- What you are asked to do
Report how many lines in the records below contain the word "Opencart". Give only the number.

***

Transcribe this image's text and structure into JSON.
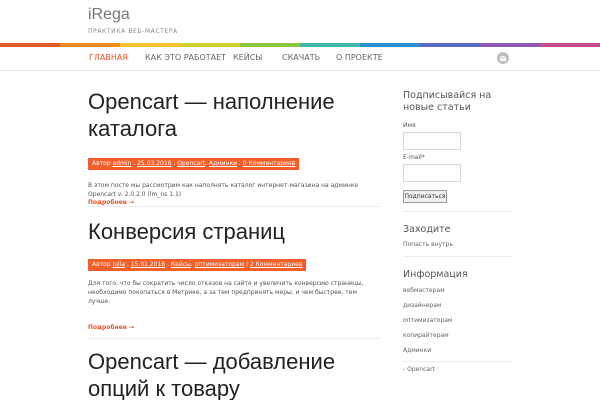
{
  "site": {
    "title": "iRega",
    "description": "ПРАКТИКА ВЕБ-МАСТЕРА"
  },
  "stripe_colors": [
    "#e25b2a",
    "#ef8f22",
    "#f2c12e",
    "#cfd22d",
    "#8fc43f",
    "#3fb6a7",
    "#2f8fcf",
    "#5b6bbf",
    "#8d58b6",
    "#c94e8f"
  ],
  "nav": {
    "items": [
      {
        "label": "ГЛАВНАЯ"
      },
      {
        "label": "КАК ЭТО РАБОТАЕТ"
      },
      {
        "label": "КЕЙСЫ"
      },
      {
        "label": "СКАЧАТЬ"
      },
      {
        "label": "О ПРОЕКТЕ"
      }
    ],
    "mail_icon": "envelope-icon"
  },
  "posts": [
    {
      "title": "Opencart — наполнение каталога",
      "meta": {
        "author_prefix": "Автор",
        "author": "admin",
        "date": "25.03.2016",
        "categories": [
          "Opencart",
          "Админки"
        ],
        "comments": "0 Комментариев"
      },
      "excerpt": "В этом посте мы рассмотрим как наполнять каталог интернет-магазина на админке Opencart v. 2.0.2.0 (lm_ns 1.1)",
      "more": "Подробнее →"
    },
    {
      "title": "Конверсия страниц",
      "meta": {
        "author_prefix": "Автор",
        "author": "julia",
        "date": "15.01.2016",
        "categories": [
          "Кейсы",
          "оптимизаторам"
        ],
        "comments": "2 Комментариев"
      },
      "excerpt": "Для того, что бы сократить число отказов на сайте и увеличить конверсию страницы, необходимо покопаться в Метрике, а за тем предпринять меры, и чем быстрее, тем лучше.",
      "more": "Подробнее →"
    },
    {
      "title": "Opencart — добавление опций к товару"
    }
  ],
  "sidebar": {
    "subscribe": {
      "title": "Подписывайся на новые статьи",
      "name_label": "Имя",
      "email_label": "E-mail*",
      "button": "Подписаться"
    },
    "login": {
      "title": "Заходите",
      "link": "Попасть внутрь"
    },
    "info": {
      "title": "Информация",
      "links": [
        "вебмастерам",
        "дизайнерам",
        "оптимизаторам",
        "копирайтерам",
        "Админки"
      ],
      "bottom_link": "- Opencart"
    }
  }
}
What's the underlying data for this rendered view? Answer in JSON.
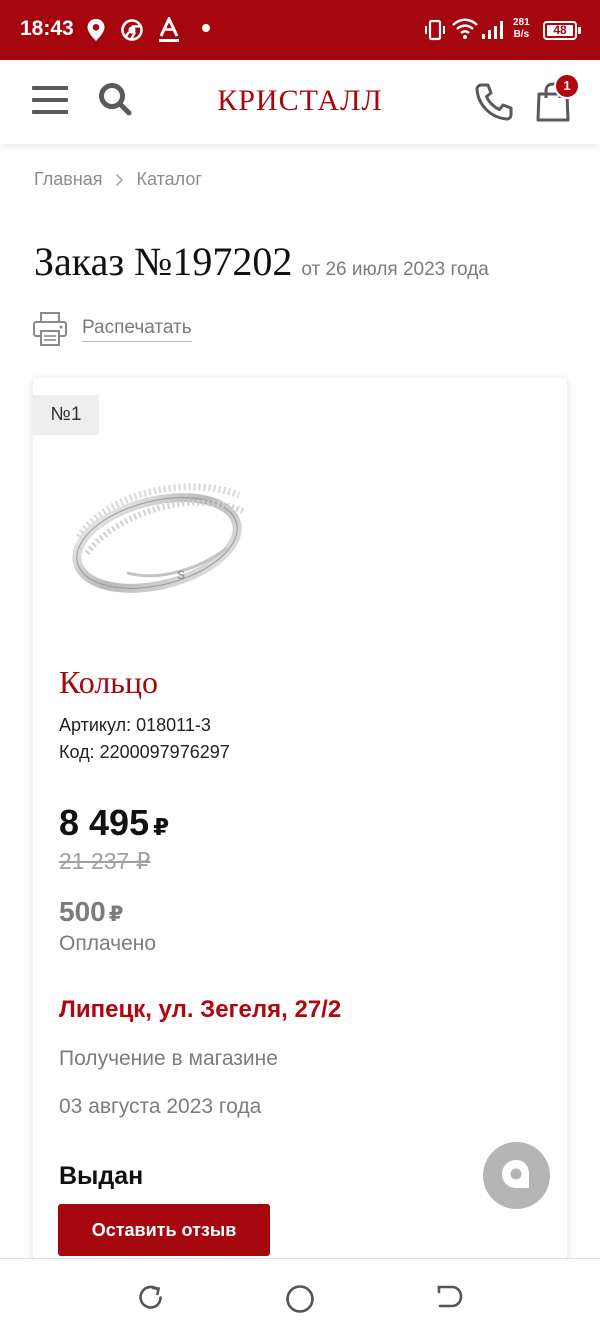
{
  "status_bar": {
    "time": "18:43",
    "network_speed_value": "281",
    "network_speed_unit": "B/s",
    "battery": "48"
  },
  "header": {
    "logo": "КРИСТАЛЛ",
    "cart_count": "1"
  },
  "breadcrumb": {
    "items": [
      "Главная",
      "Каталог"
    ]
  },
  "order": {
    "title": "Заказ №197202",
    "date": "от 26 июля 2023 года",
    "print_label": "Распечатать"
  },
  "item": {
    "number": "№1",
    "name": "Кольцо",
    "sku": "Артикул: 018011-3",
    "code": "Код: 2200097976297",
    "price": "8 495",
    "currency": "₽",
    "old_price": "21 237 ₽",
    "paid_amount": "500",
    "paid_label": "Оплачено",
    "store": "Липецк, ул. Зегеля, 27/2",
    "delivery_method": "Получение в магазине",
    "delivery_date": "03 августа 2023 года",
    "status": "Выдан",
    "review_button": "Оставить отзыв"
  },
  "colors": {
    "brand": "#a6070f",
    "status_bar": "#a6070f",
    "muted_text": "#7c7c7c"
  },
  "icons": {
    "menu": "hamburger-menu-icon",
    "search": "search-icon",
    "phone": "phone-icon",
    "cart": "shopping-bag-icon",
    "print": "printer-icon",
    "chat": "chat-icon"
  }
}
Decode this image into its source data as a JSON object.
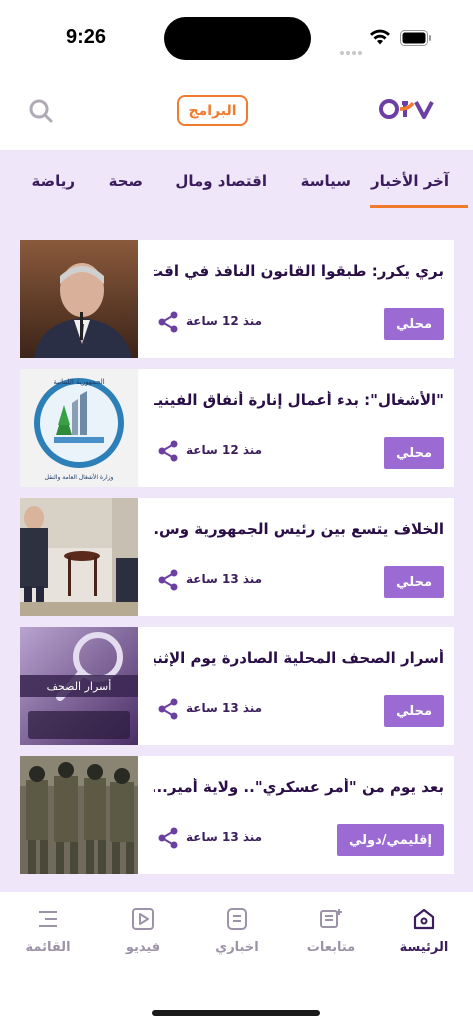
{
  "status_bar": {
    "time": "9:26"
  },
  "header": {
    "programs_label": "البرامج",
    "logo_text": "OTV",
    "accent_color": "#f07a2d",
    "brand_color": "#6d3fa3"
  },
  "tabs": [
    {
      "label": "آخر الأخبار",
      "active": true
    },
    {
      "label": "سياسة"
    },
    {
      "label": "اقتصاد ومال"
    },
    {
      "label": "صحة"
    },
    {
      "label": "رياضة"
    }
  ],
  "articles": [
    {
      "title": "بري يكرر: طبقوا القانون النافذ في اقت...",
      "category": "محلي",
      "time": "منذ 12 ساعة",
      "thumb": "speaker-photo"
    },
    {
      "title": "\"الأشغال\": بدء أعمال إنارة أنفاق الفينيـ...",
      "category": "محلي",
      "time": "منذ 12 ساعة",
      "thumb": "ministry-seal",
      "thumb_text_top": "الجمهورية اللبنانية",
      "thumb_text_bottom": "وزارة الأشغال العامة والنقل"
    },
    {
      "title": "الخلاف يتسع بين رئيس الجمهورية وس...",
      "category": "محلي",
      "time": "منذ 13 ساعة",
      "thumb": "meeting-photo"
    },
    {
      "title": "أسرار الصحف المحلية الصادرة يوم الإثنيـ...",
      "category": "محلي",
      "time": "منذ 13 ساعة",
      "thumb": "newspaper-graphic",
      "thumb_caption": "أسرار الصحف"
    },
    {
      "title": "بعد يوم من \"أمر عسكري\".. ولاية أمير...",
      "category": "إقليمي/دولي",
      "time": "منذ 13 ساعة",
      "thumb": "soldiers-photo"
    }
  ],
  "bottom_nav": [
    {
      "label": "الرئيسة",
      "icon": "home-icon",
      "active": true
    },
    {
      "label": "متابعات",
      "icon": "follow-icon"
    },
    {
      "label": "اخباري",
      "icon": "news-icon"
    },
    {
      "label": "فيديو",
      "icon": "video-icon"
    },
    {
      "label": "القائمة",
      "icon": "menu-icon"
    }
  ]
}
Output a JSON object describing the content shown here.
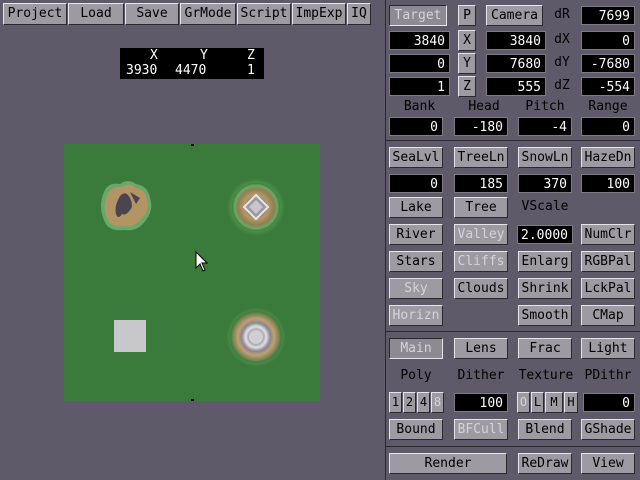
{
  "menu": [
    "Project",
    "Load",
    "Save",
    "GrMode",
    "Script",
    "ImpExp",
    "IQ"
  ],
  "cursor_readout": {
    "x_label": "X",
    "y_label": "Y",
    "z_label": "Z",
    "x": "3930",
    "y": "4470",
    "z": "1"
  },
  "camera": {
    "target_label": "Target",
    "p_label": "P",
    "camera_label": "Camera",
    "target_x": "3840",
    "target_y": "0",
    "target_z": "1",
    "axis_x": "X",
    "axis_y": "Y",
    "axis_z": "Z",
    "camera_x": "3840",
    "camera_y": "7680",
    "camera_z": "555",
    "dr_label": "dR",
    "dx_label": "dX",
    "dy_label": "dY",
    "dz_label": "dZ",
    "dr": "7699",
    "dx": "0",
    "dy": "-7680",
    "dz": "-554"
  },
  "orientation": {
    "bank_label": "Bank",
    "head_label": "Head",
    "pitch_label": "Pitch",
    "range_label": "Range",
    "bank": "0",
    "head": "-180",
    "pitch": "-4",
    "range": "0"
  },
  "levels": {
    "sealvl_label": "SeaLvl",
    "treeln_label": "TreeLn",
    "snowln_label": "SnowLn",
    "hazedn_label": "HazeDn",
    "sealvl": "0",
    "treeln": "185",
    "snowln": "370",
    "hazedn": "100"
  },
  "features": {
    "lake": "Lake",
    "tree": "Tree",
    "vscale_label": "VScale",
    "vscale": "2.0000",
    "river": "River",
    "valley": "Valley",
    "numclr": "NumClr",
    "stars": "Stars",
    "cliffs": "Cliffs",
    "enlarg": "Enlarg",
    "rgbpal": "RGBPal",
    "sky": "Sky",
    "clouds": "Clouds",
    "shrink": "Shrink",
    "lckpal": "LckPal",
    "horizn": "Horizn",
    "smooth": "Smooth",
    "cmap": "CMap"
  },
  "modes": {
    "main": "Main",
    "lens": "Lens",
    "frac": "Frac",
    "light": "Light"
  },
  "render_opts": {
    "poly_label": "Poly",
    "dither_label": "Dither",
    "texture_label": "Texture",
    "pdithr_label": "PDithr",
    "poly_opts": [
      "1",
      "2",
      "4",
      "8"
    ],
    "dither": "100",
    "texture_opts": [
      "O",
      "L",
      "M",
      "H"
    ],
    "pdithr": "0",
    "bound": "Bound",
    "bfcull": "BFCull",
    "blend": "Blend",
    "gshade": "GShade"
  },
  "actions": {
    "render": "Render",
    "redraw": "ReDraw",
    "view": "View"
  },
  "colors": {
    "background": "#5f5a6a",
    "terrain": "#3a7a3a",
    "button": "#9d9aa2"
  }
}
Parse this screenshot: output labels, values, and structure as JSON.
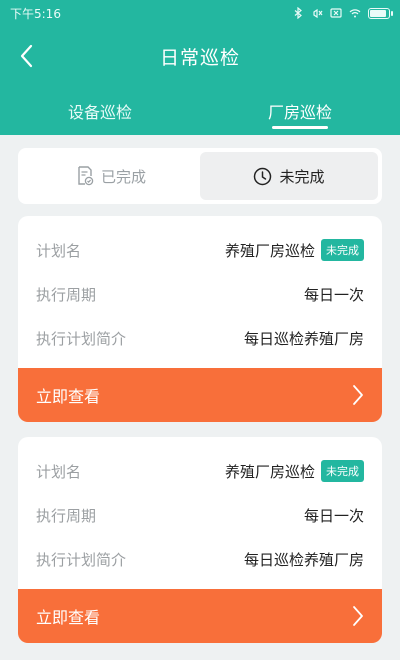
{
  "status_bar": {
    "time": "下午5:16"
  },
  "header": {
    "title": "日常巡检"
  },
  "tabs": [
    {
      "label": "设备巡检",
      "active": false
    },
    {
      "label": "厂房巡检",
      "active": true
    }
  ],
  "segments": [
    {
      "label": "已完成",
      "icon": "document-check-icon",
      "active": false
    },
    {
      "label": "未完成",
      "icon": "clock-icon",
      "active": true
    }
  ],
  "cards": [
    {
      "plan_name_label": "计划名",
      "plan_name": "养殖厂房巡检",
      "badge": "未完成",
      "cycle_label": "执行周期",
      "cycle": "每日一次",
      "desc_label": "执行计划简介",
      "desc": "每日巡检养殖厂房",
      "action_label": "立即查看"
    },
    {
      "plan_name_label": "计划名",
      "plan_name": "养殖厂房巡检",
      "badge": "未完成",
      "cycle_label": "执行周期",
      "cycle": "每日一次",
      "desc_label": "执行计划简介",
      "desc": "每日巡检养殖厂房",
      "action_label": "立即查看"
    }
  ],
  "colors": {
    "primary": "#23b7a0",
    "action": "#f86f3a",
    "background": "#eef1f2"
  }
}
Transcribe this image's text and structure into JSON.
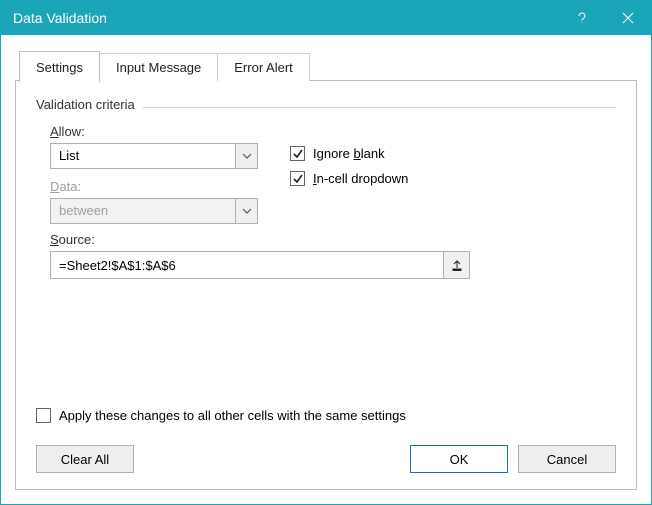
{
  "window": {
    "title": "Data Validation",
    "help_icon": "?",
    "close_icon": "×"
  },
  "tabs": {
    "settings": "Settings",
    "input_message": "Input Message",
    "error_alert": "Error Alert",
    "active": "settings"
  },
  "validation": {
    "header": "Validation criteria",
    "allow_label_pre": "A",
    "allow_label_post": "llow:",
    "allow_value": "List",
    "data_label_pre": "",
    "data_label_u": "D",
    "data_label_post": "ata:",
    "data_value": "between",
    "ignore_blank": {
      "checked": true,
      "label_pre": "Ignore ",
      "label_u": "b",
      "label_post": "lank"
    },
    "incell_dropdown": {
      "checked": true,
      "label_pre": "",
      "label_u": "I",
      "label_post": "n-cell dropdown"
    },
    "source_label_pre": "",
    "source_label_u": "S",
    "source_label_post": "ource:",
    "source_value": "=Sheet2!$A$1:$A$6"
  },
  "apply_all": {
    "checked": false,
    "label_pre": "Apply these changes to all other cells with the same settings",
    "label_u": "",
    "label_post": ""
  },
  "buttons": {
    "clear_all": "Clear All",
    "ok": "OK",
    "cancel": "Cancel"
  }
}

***

- Exercise output
5